But, I can do something about my attitude! I’m approaching a landmark anniversary in my life (if you reckon in Base 10); I’ve no partner to share it with; no money – on disability (which is both a description of lack of funds and physical ability).
I’ve a number of chronic conditions, and seem to acquire more every day. I owe medical bills.
I drive a 13 year old car, when I can afford gasoline.
And last Summer, because my disability income is 60% lower than my previous meager income, I lost my home. (“We lived in a hallway!” “We dreamed of living in a hallway-we lived in a cardboard box!” – Monty Python) Fortunately, a good friend offered me a place to stay.
Two weeks ago, my sister had a minor stroke. (If there is such a thing). She’s back to work, and coping, but it does get one’s attention.
But all is not lost.
Re: this upcoming calendar mark – My new neighbor and EX-wife (and friend) contacted me, and asked if she could put a little celebration together in my honor!
I’ve said it before, and I’ll say it again, “If you have friends, you have everything!” You know, like the end of that Christmas movie…
Time to remove my head from it’s regular inverted resting place and get moving.
Thanks for listening.
…and even the lowly like me!
Being a disabled individual most of my life, I’m usually pretty careful about falling.
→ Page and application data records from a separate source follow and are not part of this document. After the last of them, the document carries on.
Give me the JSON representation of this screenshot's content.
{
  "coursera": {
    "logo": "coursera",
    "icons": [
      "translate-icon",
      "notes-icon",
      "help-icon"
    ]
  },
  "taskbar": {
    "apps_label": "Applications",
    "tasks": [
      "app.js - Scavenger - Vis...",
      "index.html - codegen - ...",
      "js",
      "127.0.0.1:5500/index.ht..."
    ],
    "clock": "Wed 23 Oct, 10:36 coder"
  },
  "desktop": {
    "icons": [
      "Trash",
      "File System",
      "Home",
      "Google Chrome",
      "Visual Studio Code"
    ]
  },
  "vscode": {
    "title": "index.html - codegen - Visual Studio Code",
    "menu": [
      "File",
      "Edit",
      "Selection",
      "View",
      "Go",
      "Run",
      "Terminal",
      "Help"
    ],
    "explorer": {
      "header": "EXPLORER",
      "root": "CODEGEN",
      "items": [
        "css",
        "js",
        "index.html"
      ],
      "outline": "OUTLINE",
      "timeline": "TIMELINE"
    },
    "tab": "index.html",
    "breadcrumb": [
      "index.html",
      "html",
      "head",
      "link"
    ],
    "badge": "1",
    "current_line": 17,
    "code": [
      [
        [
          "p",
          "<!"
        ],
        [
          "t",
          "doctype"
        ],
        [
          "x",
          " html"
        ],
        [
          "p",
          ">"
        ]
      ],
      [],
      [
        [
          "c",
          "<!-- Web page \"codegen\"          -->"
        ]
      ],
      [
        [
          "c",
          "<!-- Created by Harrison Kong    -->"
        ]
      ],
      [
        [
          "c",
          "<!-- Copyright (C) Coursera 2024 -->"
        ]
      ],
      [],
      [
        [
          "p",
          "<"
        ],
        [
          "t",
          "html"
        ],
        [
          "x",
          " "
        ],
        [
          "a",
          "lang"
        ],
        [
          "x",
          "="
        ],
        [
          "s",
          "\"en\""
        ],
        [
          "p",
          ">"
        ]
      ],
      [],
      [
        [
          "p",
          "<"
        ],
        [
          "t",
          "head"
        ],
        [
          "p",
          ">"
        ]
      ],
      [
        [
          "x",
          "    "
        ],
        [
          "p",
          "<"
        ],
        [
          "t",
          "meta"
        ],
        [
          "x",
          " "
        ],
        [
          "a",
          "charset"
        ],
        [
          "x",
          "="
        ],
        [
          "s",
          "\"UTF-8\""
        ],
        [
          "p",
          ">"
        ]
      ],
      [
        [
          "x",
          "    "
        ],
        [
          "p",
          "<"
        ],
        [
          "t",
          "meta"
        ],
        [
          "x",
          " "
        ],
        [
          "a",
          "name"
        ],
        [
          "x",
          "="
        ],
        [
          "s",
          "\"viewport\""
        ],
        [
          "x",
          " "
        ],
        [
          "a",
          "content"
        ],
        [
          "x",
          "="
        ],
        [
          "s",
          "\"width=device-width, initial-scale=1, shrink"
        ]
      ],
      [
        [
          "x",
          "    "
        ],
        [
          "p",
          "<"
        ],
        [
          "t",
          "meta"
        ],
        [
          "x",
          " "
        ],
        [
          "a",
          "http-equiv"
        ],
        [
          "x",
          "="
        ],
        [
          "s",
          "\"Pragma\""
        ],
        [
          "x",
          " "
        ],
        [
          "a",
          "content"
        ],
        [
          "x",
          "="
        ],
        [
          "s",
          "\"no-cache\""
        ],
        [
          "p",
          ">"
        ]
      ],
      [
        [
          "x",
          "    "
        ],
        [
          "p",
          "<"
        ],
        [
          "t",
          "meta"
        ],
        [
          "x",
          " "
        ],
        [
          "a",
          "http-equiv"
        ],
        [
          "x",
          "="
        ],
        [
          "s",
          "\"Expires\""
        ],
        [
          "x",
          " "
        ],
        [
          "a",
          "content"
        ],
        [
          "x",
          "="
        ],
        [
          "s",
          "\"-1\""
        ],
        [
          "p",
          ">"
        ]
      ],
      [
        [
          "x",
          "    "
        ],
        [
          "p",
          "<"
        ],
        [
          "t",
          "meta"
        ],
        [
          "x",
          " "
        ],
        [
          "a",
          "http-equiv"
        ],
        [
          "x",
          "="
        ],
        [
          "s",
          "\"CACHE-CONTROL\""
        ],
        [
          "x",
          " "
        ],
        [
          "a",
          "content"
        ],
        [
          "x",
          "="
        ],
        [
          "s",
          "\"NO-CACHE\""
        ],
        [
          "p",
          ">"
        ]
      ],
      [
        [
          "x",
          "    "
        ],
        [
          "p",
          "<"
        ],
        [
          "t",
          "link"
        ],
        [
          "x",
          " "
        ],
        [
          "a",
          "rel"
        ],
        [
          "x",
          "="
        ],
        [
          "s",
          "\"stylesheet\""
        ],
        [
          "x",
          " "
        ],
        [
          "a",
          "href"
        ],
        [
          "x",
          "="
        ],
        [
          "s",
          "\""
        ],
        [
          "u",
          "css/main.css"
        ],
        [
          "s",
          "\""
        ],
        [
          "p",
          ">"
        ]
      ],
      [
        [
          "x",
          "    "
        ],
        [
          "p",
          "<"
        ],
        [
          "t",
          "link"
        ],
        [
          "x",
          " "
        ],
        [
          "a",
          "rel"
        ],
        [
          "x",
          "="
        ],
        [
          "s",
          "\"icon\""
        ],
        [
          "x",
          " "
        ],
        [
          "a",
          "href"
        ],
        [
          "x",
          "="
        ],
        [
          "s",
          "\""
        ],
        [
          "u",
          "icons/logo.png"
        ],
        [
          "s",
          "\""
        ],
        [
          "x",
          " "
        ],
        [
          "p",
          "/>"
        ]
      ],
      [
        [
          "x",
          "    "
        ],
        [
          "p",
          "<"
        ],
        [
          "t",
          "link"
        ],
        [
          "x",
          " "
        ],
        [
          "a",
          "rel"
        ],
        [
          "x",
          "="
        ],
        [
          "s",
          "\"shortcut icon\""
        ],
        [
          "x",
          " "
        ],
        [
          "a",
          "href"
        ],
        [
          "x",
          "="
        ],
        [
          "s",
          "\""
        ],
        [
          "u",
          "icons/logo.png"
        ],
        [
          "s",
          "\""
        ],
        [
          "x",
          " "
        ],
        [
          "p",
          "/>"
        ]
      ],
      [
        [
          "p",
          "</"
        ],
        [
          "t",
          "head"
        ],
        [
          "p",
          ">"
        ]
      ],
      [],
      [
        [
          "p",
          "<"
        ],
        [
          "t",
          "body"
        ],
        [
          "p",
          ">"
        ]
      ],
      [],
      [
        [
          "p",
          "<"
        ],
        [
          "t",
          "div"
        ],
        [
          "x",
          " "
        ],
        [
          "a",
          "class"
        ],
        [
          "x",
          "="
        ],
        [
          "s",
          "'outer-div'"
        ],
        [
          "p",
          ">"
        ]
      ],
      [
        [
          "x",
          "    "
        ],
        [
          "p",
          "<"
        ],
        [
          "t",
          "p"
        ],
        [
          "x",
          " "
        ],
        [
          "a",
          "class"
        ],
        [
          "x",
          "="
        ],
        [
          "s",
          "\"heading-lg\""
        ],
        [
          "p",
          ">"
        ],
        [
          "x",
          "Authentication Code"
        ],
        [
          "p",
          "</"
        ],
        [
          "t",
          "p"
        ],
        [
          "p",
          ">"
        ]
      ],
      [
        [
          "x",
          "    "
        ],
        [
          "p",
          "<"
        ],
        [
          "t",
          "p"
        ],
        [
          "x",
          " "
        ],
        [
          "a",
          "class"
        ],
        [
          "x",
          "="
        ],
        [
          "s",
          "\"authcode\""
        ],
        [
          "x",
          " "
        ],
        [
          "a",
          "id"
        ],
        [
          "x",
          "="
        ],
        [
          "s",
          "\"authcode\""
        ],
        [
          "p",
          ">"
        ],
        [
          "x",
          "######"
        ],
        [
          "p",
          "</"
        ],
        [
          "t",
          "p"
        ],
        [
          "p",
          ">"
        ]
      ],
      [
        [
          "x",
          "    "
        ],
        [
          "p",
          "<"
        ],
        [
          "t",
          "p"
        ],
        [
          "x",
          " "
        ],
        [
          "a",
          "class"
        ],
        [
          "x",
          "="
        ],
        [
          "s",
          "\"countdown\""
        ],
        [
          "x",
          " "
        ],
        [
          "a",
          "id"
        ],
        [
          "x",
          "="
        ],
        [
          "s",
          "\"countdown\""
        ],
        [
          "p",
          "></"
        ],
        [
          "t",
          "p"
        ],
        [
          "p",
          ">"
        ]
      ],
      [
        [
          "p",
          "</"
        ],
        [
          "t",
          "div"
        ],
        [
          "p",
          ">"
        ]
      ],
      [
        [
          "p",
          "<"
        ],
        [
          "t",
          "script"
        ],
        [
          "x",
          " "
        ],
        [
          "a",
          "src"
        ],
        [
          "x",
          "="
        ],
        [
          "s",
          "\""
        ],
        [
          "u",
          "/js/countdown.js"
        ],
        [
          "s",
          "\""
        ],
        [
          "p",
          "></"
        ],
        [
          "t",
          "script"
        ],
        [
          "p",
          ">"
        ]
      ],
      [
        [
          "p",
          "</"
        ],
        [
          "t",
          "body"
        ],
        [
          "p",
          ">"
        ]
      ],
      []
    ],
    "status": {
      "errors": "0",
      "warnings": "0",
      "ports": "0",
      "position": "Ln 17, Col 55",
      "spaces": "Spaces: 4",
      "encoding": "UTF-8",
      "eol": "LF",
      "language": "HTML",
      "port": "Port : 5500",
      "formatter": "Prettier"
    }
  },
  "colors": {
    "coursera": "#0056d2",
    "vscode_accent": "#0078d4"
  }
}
I have fallen a few times in the past ten years, usually by catching the edge of a kerb with my shoe by not picking up my leg far enough. Last year, having had additional issues, I purchased a shoe lift for my right leg, making up the missing height with a taller sole and heel. Except for my fused hip, I can walk almost normally with this shoe. No walking on the toe or shoulders dropping with my gait.
But, there are occasional problems.
Yesterday, I became a bit miffed with myself. I moved June 30, but haven’t yet found places for many boxes, cannot get into my closet and am missing many items. So I did some work to remedy this. Or so I thought.
Mid-afternoon, after emptying some boxes, I was repositioning a floor lamp to get better lighting in my room, and promptly tripped on the extension cord with Ed (aka the Really Big Shoe)*. I fell face-first into the space between my barrister bookcase and my dresser, tweaking my lower back, hitting the edge of the bookcase with my face, bruising my chest, and scraping my right wrist. My eyeglasses also were reconformed into a modern art piece. Getting up from almost prone has always been a challenge, and was now more so with the various added injuries. But we prevailed.
My roomie returned from work and fretted over me, and took me out for beer. A little alcoholic anesthetic helped, but wasn’t a cure.
At least I didn’t damage the furniture, and no arteries were severed; no bones broken; joints sprained. I was able to plier-cobble my eyeglasses back into shape. I do have a cut on my right cheek and two bruises on my chest. It’s been suggested I make up a fight story.
Naw, just an old guy stumbling.*for the youngsters, a reference to TV variety show host Ed Sullivan, who often proclaimed he has a really big show for us, but pronounced show as shoe.